“All of a sudden, a pain hit me in the stomach and I’d started to bleed out. It would have been way better getting shot,” he recalled.
“I’ve been in many dangerous situations but I was not prepared for what happened,” he said. “I was going blind and actively dying. In those moments, two things happened. A black pit opened up and was driving me toward it and I knew I didn’t want to go in, and my father appeared. He was an impossibly rational man. A physicist and I wanted nothing to do with him and the pit. I barely made it through.”
The next day recovering in the hospital, the nurse asked how he was feeling, to which he replied that he felt terrible.
“The nurse said no one could believe I was alive because I almost died,” he related. But the nurse made a remark that stayed with Junger when she said: “Try not thinking about it as something scary but as something sacred.”
For Junger, an atheist and his father’s son in terms of being a rational pragmatic, he starting going down the proverbial rabbit hole with curiosity about the profundity of life and death, all which are woven into his current work, a book with a working title of “Pulse.”
“It awakened me to the idea of mortality. If this had happened when I was 30, I may have put it past me easier.

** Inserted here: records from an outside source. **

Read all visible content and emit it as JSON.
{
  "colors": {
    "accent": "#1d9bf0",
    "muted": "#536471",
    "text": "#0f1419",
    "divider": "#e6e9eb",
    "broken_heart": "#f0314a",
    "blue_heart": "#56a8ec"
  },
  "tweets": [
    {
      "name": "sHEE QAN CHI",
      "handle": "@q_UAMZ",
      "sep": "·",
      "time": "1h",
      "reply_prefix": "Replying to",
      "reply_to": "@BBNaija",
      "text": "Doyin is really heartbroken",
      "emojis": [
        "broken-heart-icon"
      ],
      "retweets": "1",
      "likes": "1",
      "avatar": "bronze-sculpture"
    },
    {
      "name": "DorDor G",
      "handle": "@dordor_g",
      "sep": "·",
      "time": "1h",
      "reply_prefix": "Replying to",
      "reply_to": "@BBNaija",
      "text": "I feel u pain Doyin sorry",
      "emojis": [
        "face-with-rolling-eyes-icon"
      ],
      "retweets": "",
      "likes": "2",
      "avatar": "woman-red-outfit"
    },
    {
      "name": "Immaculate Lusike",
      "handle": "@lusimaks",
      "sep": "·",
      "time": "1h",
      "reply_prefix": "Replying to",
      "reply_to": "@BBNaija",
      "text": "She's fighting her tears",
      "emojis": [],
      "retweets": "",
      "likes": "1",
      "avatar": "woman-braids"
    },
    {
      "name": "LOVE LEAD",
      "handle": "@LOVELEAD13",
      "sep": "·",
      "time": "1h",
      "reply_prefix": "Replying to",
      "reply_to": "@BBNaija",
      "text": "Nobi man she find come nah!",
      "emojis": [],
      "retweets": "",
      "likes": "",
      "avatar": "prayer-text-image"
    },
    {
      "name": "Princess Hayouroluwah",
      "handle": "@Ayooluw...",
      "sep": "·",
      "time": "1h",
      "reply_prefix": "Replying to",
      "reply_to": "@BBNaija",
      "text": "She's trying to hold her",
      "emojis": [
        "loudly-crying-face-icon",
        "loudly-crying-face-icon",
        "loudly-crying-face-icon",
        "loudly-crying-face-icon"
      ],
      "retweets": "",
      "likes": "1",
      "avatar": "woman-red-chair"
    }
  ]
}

But it happened at 60. That experience made me question so much,” he said.
Prior to this work, in May 2021, Junger released the book “Freedom,” exploring the notion of humans and freedom.
“It’s not political but anthropological,” he said. “Most animals are part of hierarchies and we are not necessarily bound by that, which makes humans unique.”
With no plans to retire, Junger said work is a pleasure.
“I’m incredibly lucky to feel that way,” he said. “I love being an author and discovering the world, and I don’t see that changing.”
Junger, who years ago stopped reporting from war zones, has no plans to go to Ukraine. In fact, he said he doesn’t even cross the street against the light.
As for his weekend in Gloucester, he leaves with an invigorated walk down memory lane.
“It feels like a homecoming in such a beautiful way,” he added.